-------- Data records --------

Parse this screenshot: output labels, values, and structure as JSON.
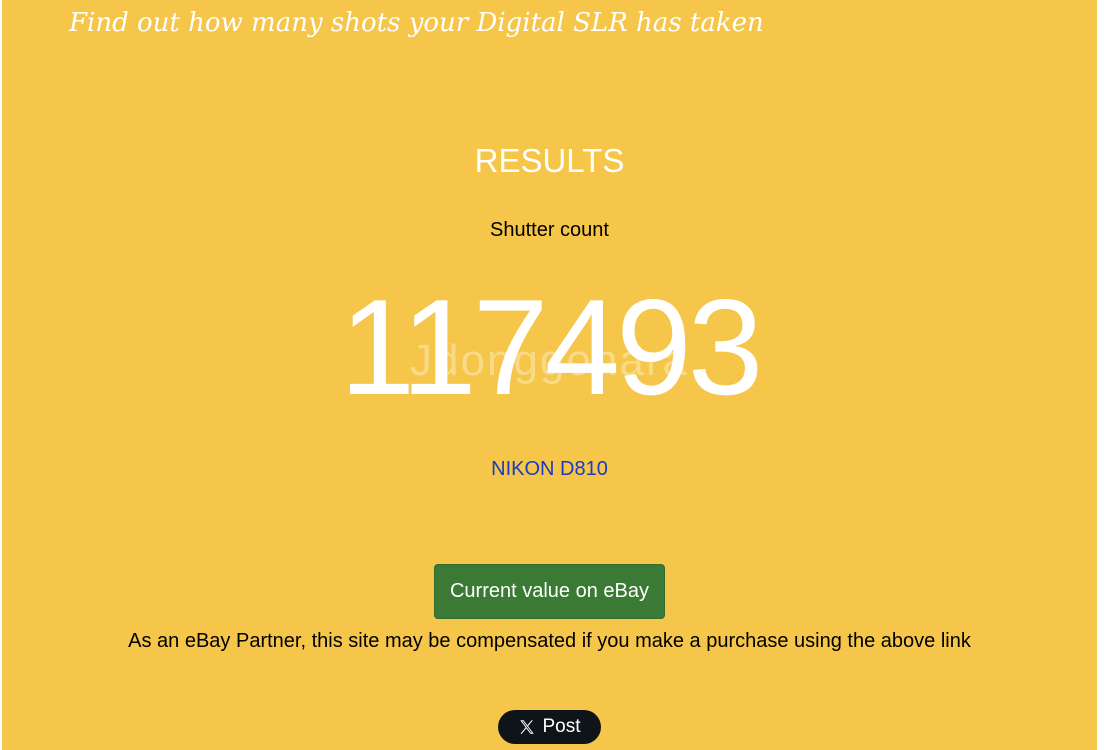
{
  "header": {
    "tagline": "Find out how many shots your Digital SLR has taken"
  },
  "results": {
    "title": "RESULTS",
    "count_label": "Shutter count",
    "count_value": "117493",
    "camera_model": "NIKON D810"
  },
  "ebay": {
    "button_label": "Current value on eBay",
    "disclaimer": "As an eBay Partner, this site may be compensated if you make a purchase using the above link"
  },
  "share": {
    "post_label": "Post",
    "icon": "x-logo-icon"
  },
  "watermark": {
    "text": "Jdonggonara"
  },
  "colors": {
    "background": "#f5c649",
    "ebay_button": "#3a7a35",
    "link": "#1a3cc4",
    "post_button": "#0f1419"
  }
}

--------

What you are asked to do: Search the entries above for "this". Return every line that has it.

Problem solution:
Parse this screenshot: output labels, values, and structure as JSON.
    "disclaimer": "As an eBay Partner, this site may be compensated if you make a purchase using the above link"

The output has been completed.